You can also find a list of food banks (provided by the Association of Arizona Food Banks) here.
Healthcare Resources in Mesa
If you need healthcare and have a low income, then you might be eligible for Medicaid, which is handled by the Arizona Health Care Cost Containment System. You can find more information on their website, including eligibility requirements. If you are ready to apply, visit Health-e-Arizona Plus. Even if you are not eligible for Medicaid, your children might be.
Rent Assistance in Mesa
If you are unable to pay your rent, Mesa’s Housing and Community Development Division may be able to help. There is also some help available from MesaCAN (Community Action Network). If you live in Maricopa County but outside of the Mesa city limits, then checkout the resources on the County website.
Once you find yourself in a more stable financial position, you may want to own your own home. If so, Mesa’s Housing and Community Development Division may help with your down payment.
- Less than $20,000:14.6%
- $20,000 to $34,999:17.3%
- $35,000 to $49,999:15.0%
- $50,000 to $74,999:19.3%
- $75,000 or more:31.1%
Median Housing Value
% of Housing Units with a Mortgage
Median Monthly Cost (w/ mortgage)
Median Monthly Cost (w/o mortgage)
- “Quickfacts: United States” US Census. Accessed June 3, 2018. https://www.census.gov/quickfacts/fact/table/US/PST045217
- “American FactFinder” US Census Bureau. Accessed May 17, 2018. https://factfinder.census.gov/faces/tableservices/jsf/pages/productview.xhtml?src=bkmk
- “Poverty Data” Talk Poverty. Accessed May 17, 2018. https://talkpoverty.org/poverty
- “Census Business Builder: Regional Analyst Edition – 2.3” S. Census Bureau. Accessed June 8, 2018 https://cbb.census.gov/rae/#
- “Experian’s 2016 State of Credit Report” Experian. Accessed June 8, 2018 LiveCreditSmart.com
- “Debt in America: An Interactive Map” Urban Institute. Accessed June 8, 2018 https://apps.urban.org/features/debt-interactive-map/
- “2012-2016 American Community Survey 5-Year Estimates, Housing: Selected Housing Characteristics” U.S. Census Bureau.
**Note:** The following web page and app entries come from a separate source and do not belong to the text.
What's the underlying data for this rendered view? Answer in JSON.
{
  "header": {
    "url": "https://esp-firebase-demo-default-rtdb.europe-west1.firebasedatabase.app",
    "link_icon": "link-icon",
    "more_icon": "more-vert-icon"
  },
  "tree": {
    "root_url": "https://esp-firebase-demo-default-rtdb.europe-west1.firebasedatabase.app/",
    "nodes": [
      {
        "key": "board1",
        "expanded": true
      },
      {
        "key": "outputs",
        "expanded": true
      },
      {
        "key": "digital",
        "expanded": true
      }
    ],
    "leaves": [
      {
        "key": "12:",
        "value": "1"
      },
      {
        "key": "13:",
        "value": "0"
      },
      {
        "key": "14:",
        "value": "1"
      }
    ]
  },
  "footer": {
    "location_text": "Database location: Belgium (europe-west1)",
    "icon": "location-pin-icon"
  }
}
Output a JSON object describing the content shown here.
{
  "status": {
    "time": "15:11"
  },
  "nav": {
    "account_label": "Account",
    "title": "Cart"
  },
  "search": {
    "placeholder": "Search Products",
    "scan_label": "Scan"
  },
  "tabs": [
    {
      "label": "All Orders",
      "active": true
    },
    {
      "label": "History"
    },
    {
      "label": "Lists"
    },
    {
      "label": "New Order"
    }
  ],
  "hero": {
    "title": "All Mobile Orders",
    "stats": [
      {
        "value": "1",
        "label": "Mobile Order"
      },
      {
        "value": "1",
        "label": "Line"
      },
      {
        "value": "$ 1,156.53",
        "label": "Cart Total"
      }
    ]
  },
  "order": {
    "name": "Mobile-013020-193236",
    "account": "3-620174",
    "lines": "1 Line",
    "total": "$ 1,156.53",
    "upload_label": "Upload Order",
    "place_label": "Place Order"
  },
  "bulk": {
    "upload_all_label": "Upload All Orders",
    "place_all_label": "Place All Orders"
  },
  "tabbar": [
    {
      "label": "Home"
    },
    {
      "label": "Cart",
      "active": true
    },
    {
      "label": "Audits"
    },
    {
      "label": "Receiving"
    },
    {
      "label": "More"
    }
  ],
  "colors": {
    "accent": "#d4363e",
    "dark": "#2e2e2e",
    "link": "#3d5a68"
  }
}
Accessed June 8, 2018 https://factfinder.census.gov
- “2012-2016 American Community Survey 5-Year Estimates, Housing: Financial Characteristics“ U.S. Census Bureau. Accessed June 8, 2018 https://factfinder.census.gov